Sounds and graphics
I think that game music is overrated. I always mute the sound during gameplay, not to disturb people around me. However, for the people who like to have sound during a game, I’m glad to say that Chuzzle doesn’t have the kind of music that’s really annoying, so you can just enjoy the music and sound effects if you care about those.
The graphics are nice. The Chuzzles look just sligthly pale to me, but maybe that is because today we are all used to the glossy, glassy look of Windows Vista etc. However, if you don’t like the colors, the animations of the Chuzzles, and especially their eyes, more than make up for it. They blink occasionaly, they can fall asleep, and when you pop a group of Chuzzles, the eyes fly to the vase, only to come flying out again when you finish the level! Also the animations for sliding rows and columns don’t leave anything to wish for, they flow really naturally and when you let go of the Chuzzles, they quickly pop back in their original place.

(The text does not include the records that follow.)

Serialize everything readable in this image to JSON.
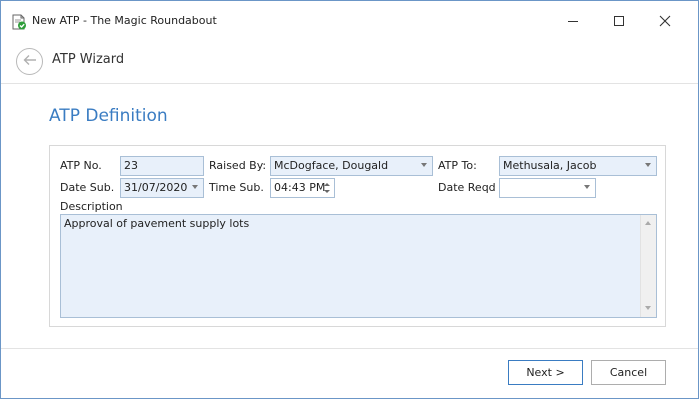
{
  "window": {
    "title": "New ATP - The Magic Roundabout"
  },
  "wizard": {
    "title": "ATP Wizard"
  },
  "page": {
    "title": "ATP Definition"
  },
  "form": {
    "atp_no_label": "ATP No.",
    "atp_no_value": "23",
    "raised_by_label": "Raised By:",
    "raised_by_value": "McDogface, Dougald",
    "atp_to_label": "ATP To:",
    "atp_to_value": "Methusala, Jacob",
    "date_sub_label": "Date Sub.",
    "date_sub_value": "31/07/2020",
    "time_sub_label": "Time Sub.",
    "time_sub_value": "04:43 PM",
    "date_reqd_label": "Date Reqd",
    "date_reqd_value": "",
    "description_label": "Description",
    "description_value": "Approval of pavement supply lots"
  },
  "footer": {
    "next_label": "Next >",
    "cancel_label": "Cancel"
  },
  "colors": {
    "accent": "#3a7cc2",
    "field_bg": "#e8f0fa",
    "field_border": "#a9bfd6"
  },
  "icons": {
    "app": "document-check-icon",
    "back": "back-arrow-icon",
    "minimize": "minimize-icon",
    "maximize": "maximize-icon",
    "close": "close-icon"
  }
}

At first when I looked at Chuzzle, I thought it was a weak Bejeweled variation, considering that it was about aligning three thingies in order to make them pop.
Also, one can argue about the graphics, but you can also just decide to accept them as “something different” which can actually be quite nice. But as said – no way that the graphics can be a Con when you take the detailed animations in mind, which are certainly a bigger Pro.
And when it comes to gameplay, I have to admit that I completely misjudged this game at first. Comparing this game to Bejeweled the way to align Chuzzles is totally original, and you also you don’t need to group Chuzzles in a straight line but they can be all kinds of shapes (as long as three or more are connected). And with 5 game modes to master and 26 trophies to earn, there is an incredible amount of goals to reach without losing interest in the game. I’m even willing to say that with the Trophy room, this game has an element that makes me doubt if Bejeweled 2 is still to be my favourite Astraware game, or if Chuzzle will take it’s place.
I did try this game before starting to review it, but I found it to be so nice that I just needed to share this with you all.
Chuzzle is currently at version 1.11 and can be found on this product page.
It runs on Palm, Pocket PC and Smartphone. When it comes to Pocket PC (which I tested it on), it supports square 240×240 screens as well as native QVGA and VGA screens. It can also run in Landscape mode but the graphics will scale down so it doesn’t look too nice. The supoprted operating systems are WM 2002, WM 2003 and WM 5.
This month it is discounted for $ 14.95 at the Astraware website, where you can also sign up for Club Astraware and save points to get discounts on future purchases.
But we also greatly encourage you to support the site where you found this review, SolSie.com, by purchasing at our store here.